ONE HOOD MEDIA—Jasiri X welcomes guests to the opening ceremony. (Photo by J.L. Martello)
In November 2011, the Heinz Endowments produced a report on how the Pittsburgh media portrays African-American males. While the report found low overall media coverage of Black men and boys, representing only 8.9 percent of all front-page stories; the existing coverage was overwhelmingly tied to crime, with 86 percent of television stories about Black men and boys focused on crime.
As one component of the Heinz Endowments’ response to the report, the organization gave One Hood Media and the August Wilson Center for African American Culture a $40,000 grant to fund the One Hood Media Literacy Academy in 2011. The academy for young African-American males gives them the tools to analyze media messages, broaden their media experience and produce their own media.
“The curriculum focuses on breaking down a lot of these images that are promoted toward Black men that are primarily negative,” said Jasiri X, one of the academy’s creators. “But it also gives them the skills to create their own media so if you see you’re being misrepresented, you can create a blog where you say this is how I’m representing myself.”
Now One Hood Media is re-launching the academy with an additional two-year $180,000 grant from the Heinz Endowments. On Jan. 25 they held an opening ceremony where they invited the community to learn more about the academy and the misrepresentation of Black males in the media.
“Most of the time Black men are covered it’s in crime or sports,” Jasiri X said. “I would like (our students) to be more intelligent media consumers in terms of not believing everything the media says about them because often times the media you see is trying to sell you something.”
The program is open to 25 African-American males, ages 13 to 19. This year the students in the program will be receiving iPad minis to aid them in learning how to master blogging, video production and social media.

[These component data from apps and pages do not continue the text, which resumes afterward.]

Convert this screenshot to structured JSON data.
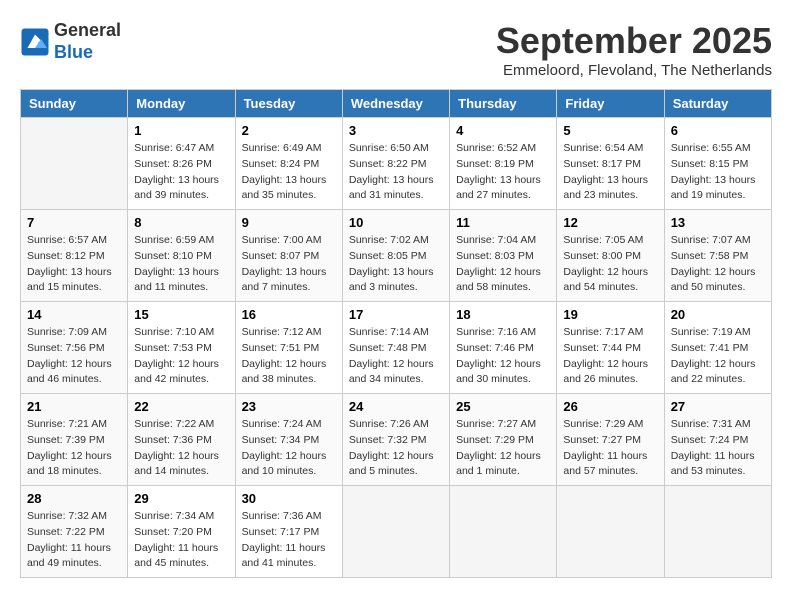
{
  "header": {
    "logo_line1": "General",
    "logo_line2": "Blue",
    "month": "September 2025",
    "location": "Emmeloord, Flevoland, The Netherlands"
  },
  "days_of_week": [
    "Sunday",
    "Monday",
    "Tuesday",
    "Wednesday",
    "Thursday",
    "Friday",
    "Saturday"
  ],
  "weeks": [
    [
      {
        "day": "",
        "info": ""
      },
      {
        "day": "1",
        "info": "Sunrise: 6:47 AM\nSunset: 8:26 PM\nDaylight: 13 hours\nand 39 minutes."
      },
      {
        "day": "2",
        "info": "Sunrise: 6:49 AM\nSunset: 8:24 PM\nDaylight: 13 hours\nand 35 minutes."
      },
      {
        "day": "3",
        "info": "Sunrise: 6:50 AM\nSunset: 8:22 PM\nDaylight: 13 hours\nand 31 minutes."
      },
      {
        "day": "4",
        "info": "Sunrise: 6:52 AM\nSunset: 8:19 PM\nDaylight: 13 hours\nand 27 minutes."
      },
      {
        "day": "5",
        "info": "Sunrise: 6:54 AM\nSunset: 8:17 PM\nDaylight: 13 hours\nand 23 minutes."
      },
      {
        "day": "6",
        "info": "Sunrise: 6:55 AM\nSunset: 8:15 PM\nDaylight: 13 hours\nand 19 minutes."
      }
    ],
    [
      {
        "day": "7",
        "info": "Sunrise: 6:57 AM\nSunset: 8:12 PM\nDaylight: 13 hours\nand 15 minutes."
      },
      {
        "day": "8",
        "info": "Sunrise: 6:59 AM\nSunset: 8:10 PM\nDaylight: 13 hours\nand 11 minutes."
      },
      {
        "day": "9",
        "info": "Sunrise: 7:00 AM\nSunset: 8:07 PM\nDaylight: 13 hours\nand 7 minutes."
      },
      {
        "day": "10",
        "info": "Sunrise: 7:02 AM\nSunset: 8:05 PM\nDaylight: 13 hours\nand 3 minutes."
      },
      {
        "day": "11",
        "info": "Sunrise: 7:04 AM\nSunset: 8:03 PM\nDaylight: 12 hours\nand 58 minutes."
      },
      {
        "day": "12",
        "info": "Sunrise: 7:05 AM\nSunset: 8:00 PM\nDaylight: 12 hours\nand 54 minutes."
      },
      {
        "day": "13",
        "info": "Sunrise: 7:07 AM\nSunset: 7:58 PM\nDaylight: 12 hours\nand 50 minutes."
      }
    ],
    [
      {
        "day": "14",
        "info": "Sunrise: 7:09 AM\nSunset: 7:56 PM\nDaylight: 12 hours\nand 46 minutes."
      },
      {
        "day": "15",
        "info": "Sunrise: 7:10 AM\nSunset: 7:53 PM\nDaylight: 12 hours\nand 42 minutes."
      },
      {
        "day": "16",
        "info": "Sunrise: 7:12 AM\nSunset: 7:51 PM\nDaylight: 12 hours\nand 38 minutes."
      },
      {
        "day": "17",
        "info": "Sunrise: 7:14 AM\nSunset: 7:48 PM\nDaylight: 12 hours\nand 34 minutes."
      },
      {
        "day": "18",
        "info": "Sunrise: 7:16 AM\nSunset: 7:46 PM\nDaylight: 12 hours\nand 30 minutes."
      },
      {
        "day": "19",
        "info": "Sunrise: 7:17 AM\nSunset: 7:44 PM\nDaylight: 12 hours\nand 26 minutes."
      },
      {
        "day": "20",
        "info": "Sunrise: 7:19 AM\nSunset: 7:41 PM\nDaylight: 12 hours\nand 22 minutes."
      }
    ],
    [
      {
        "day": "21",
        "info": "Sunrise: 7:21 AM\nSunset: 7:39 PM\nDaylight: 12 hours\nand 18 minutes."
      },
      {
        "day": "22",
        "info": "Sunrise: 7:22 AM\nSunset: 7:36 PM\nDaylight: 12 hours\nand 14 minutes."
      },
      {
        "day": "23",
        "info": "Sunrise: 7:24 AM\nSunset: 7:34 PM\nDaylight: 12 hours\nand 10 minutes."
      },
      {
        "day": "24",
        "info": "Sunrise: 7:26 AM\nSunset: 7:32 PM\nDaylight: 12 hours\nand 5 minutes."
      },
      {
        "day": "25",
        "info": "Sunrise: 7:27 AM\nSunset: 7:29 PM\nDaylight: 12 hours\nand 1 minute."
      },
      {
        "day": "26",
        "info": "Sunrise: 7:29 AM\nSunset: 7:27 PM\nDaylight: 11 hours\nand 57 minutes."
      },
      {
        "day": "27",
        "info": "Sunrise: 7:31 AM\nSunset: 7:24 PM\nDaylight: 11 hours\nand 53 minutes."
      }
    ],
    [
      {
        "day": "28",
        "info": "Sunrise: 7:32 AM\nSunset: 7:22 PM\nDaylight: 11 hours\nand 49 minutes."
      },
      {
        "day": "29",
        "info": "Sunrise: 7:34 AM\nSunset: 7:20 PM\nDaylight: 11 hours\nand 45 minutes."
      },
      {
        "day": "30",
        "info": "Sunrise: 7:36 AM\nSunset: 7:17 PM\nDaylight: 11 hours\nand 41 minutes."
      },
      {
        "day": "",
        "info": ""
      },
      {
        "day": "",
        "info": ""
      },
      {
        "day": "",
        "info": ""
      },
      {
        "day": "",
        "info": ""
      }
    ]
  ]
}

“Young people are really bombarded with more media images than ever before,” Jasiri X said. “We’re also teaching about appropriate use of social media. So, with how dominant social media has become in our lives, we really think we should teach young people how to use it appropriately.”
As a successful hip-hop artist and online blogger, Jasiri X has ample experience with the power of the media. In addition to the attention he’s garnered with YouTube sensations like “What if the Tea Party was Black,” he also produces an internet news series, “This Week with Jasiri X.”
“For me as a hip-hop artist, I don’t talk about the things you hear on mainstream radio. By being able to create my own media, I’ve been able to really create a career for myself,” he said. “I blog every week so for me finding that niche in creating media people wanted to see and covering areas that weren’t covered led me to building my own career.”
The opening ceremony featured Grammy award winning artist David Banner and a performance by One Hood Media Academy graduates Jordan Montgomery and Cameron Layne. Jasiri X said he has been impressed with the wisdom and creativity that came out of the academy’s first class of graduates.
“Who speaks for young Black men? We want to empower the young Black men to have their own voice,” Jasiri X said. “I was really surprised at the world analysis these young men had so you’d be surprised if you ask them, what they can create.”